Highest paid Scottish doctors are mainly men
Scotland's top earning senior doctors are overwhelmingly men, BBC research has found.
The figures showed just 15 out of 100 of the highest-paid consultants across Scotland's health boards were women.
The Freedom of Information data suggested just two of Scotland's NHS boards had as many as three women among their top 10 highest-paid medics.
At least two boards - NHS Borders and NHS Ayrshire and Arran - have no female consultants among their top 10 earners.
All 14 NHS regional health boards in Scotland were asked to provide the information but four did not reply or would not provide a breakdown.
NHS Orkney, NHS Fife and NHS Tayside said they risked identifying individual consultants if they provided the information. NHS Western Isles did not respond.
Among the remaining 10 Scottish health boards the top 10 earning consultants were:
- NHS Ayrshire and Arran - 10 male and 0 female
- NHS Borders - 10 male and 0 female
- NHS Grampian - 9 male and 1 female
- NHS Greater Glasgow and Clyde - 9 male and 1 female
- NHS Lothian - 9 male and 1 female
- NHS Dumfries and Galloway - 8 male and 2 female
- NHS Forth Valley - 8 male and 2 female
- NHS Lanarkshire - 8 male and 2 female
- NHS Highland - 7 male and 3 female
- NHS Shetland - 7 male and 3 female
The British Medical Association said the medical workforce was almost equal in gender numbers but women remained under-represented in senior roles.
It called for more support for women and flexibility in career progression.
The Royal College of Surgeons of Edinburgh said historically there were very few female consultants but that was slowly changing.
The Scottish Freedom of Information data showed that the earnings of the highest-paid senior doctors varied across health boards from £285,000 in NHS Ayrshire and Arran to £139,000 in Shetland.
They were spread among many different medical disciplines, with general surgery and anaesthetics particularly well represented.
Glasgow has just one female consultant among its top 10 highest-paid consultants but she was the top earning medic in the health board. Her speciality was not revealed in order to protect her identity.
The data pointed to a small differential in the average basic pay, with men being paid about £93,790, up to 4% more than women.
However, this widened to almost 20% when overtime and bonuses were included.
'Maybe no-one is advising them or encouraging them'
Dr Vanessa Mackay, a consultant in obstetrics and gynaecology, said some of the reason for fewer women reaching senior leadership positions could be attributed to the fact that traditionally more men were doctors.
She said: "If that is the simple reason then we should see a rapid decline in the gender pay gap with some specialties quoting between 30% and 60% female staff on the middle grade, just down from consultant level."
However, Dr Mackay said there were other issues, such as the impact of women's "care-giver duties".
"Some of the difference might be down to male consultants working longer hours and doing overtime but definitely women are not well-represented at senior leadership level," she said.
"Perhaps women are not being given the same opportunities to apply for these jobs," Dr Mackay said.

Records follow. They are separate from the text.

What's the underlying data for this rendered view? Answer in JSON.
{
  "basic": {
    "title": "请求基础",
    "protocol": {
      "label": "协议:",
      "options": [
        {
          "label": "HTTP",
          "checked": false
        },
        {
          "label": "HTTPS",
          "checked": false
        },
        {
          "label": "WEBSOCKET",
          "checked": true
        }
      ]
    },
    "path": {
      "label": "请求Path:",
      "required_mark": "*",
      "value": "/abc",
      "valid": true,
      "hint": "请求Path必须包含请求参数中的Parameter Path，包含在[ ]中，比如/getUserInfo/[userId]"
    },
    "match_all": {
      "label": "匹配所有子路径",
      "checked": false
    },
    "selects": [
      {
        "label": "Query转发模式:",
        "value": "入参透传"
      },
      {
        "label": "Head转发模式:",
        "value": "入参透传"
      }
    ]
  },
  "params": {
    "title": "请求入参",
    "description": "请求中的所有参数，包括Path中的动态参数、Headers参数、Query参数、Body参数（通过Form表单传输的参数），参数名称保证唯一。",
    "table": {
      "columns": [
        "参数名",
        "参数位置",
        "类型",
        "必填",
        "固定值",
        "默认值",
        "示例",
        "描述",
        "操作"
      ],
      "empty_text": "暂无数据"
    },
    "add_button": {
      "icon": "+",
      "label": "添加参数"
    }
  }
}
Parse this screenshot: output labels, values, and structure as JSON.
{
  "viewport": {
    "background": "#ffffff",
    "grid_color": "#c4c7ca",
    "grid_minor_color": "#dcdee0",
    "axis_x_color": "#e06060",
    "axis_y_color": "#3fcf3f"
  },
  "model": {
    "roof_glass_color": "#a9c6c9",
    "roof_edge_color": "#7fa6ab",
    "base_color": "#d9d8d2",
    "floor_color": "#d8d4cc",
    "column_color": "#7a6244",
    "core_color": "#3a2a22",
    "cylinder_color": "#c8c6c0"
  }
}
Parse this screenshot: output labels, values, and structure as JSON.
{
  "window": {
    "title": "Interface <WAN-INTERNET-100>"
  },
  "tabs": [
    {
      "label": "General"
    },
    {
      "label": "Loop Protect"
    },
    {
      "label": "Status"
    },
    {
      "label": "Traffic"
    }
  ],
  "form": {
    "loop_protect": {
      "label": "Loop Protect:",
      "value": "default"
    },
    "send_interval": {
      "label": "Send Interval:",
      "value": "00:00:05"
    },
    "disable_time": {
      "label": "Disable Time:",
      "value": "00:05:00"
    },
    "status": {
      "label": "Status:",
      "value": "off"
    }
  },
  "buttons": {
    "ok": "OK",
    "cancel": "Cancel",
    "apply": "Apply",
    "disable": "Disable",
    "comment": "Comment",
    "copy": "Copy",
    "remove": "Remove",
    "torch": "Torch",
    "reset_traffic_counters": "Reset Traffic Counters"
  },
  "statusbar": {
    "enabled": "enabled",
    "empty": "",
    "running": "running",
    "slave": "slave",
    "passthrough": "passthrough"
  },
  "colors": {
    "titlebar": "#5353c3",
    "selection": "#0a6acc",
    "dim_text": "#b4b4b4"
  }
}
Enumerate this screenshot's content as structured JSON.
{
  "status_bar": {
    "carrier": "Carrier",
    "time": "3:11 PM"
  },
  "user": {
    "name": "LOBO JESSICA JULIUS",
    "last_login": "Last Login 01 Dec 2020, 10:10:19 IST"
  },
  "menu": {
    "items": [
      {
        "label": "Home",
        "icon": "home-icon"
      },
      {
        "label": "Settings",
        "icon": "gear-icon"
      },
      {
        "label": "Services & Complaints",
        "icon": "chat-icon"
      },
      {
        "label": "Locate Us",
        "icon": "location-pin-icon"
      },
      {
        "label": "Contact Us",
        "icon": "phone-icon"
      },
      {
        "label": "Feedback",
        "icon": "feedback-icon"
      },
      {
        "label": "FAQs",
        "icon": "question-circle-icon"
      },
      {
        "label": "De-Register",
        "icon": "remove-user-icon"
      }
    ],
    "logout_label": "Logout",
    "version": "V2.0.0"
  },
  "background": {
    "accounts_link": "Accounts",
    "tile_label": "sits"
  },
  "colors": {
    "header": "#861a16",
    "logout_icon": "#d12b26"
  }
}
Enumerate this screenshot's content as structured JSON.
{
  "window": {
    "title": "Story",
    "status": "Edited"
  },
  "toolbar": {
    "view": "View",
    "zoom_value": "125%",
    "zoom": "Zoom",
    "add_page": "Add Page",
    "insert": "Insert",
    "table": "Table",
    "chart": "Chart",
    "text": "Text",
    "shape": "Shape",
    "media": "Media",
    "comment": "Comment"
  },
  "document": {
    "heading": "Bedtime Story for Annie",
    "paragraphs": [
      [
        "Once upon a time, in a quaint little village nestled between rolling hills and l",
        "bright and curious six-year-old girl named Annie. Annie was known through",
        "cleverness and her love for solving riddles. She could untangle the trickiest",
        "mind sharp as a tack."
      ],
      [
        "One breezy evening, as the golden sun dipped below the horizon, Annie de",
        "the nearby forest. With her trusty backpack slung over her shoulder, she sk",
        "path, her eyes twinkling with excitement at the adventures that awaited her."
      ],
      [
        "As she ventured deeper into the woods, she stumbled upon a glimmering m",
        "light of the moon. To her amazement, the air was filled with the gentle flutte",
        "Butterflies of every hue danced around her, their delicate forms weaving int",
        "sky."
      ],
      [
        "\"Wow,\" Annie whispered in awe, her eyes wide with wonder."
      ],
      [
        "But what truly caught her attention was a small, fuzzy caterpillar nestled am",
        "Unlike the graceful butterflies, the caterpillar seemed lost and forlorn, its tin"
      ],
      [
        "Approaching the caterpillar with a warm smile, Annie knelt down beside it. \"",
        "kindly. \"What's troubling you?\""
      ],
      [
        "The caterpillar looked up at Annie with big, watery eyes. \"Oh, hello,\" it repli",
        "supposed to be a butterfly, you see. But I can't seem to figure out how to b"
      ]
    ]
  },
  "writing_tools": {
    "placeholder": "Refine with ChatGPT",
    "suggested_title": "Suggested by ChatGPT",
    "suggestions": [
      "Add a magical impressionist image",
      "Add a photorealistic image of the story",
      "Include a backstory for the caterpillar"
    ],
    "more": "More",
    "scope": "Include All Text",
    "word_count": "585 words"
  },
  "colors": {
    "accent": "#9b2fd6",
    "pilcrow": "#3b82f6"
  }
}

"Maybe no-one is advising them or encouraging them."
"Maybe women do need a little bit more leadership training and mentoring so they do feel empowered to apply for them.
"Maybe we need to change the senior positions and design them better. I think that's something the NHS needs to think about now."
BMA Scotland's consultants committee chairman Simon Barker said: "While the medical workforce is today almost gender equal in numbers, there remains significant under-representation of women in senior roles that is particularly pronounced in certain specialties.
"There is also strong evidence that doctors who work less-than-full-time experience greater challenges in career progression, which has a disproportionate impact on women.
"When women do reach consultant grade posts, it is still the case that they find it more difficult to access additional sources of income on top of their basic contracted hours, such as additional locum or out of hours work, research projects and discretionary points."
He said the NHS in Scotland could be doing "significantly more" to support employment choices and flexibility in career progression.
Dr Barker said: "There is clearly still a long way to go in addressing the obstacles that too many women still face in their medical careers and it is only by confronting the problem head-on that further progress will be made."
Dr Judy Evans, honorary secretary for the Royal College of Surgeons of Edinburgh, said: "Consultants are often in post for more than 20 years.
"The contracts for any job in the NHS are completely gender neutral.
"The pay gap reflects the fact that historically there were very few female consultants."
Dr Evans said: "It takes a long time for these figures to change, but we are on the way.
"Nowadays most specialities report between 30% and 60% females in post in the middle grades of trainees.
"When these doctors finish training, then the percentage of female consultants will increase."
She added: "The old process for awarding bonuses was also very flawed, and was challenged in industrial tribunals.
"Modern processes are much more transparent. However, there is still room for improvement."
Gender pay gap
The NHS as a whole has been publishing gender pay gap data since 2015.
Each health board publishes its own figures and they are not collated across the whole of Scotland.
However, research by Wladyslaw Mejka, who runs the equalities campaign group Equality Here Now, said the gap between men and women's average wage was almost 20% in the latest NHS statistics, published last year.
The numbers are calculated by comparing the average hourly pay of women with the average hourly pay of men.
The results suggest that there are many more men in senior positions than women throughout NHS Scotland.
Additional reporting by Patrick Cowling